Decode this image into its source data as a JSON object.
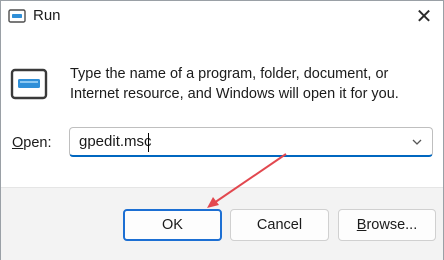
{
  "window": {
    "title": "Run",
    "close_icon": "close-icon"
  },
  "description": {
    "line1": "Type the name of a program, folder, document, or",
    "line2": "Internet resource, and Windows will open it for you."
  },
  "open_field": {
    "label_underlined": "O",
    "label_rest": "pen:",
    "value": "gpedit.msc"
  },
  "buttons": {
    "ok": "OK",
    "cancel": "Cancel",
    "browse_underlined": "B",
    "browse_rest": "rowse..."
  },
  "colors": {
    "accent": "#1c6fd3",
    "annotation_arrow": "#e2484f",
    "icon_blue": "#2f8fd8"
  },
  "icons": [
    "run-icon",
    "close-icon",
    "chevron-down-icon",
    "annotation-arrow"
  ]
}
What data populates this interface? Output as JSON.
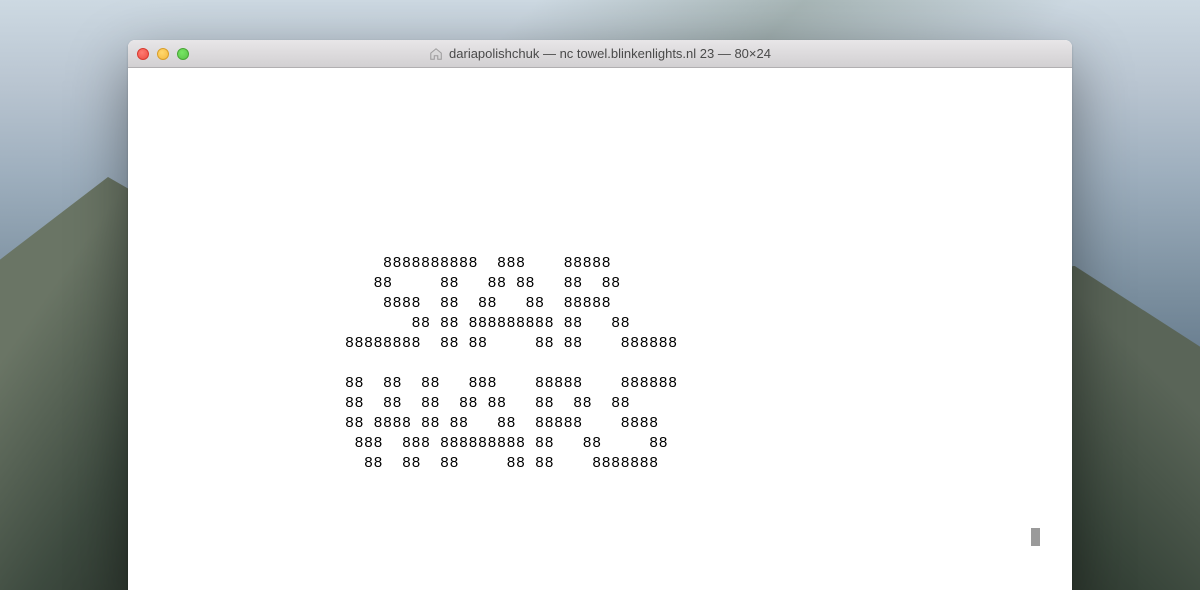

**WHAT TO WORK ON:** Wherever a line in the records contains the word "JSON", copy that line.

**YOUR SOLUTION:**
Decode this image into its source data as a JSON object.
What data populates this interface? Output as JSON.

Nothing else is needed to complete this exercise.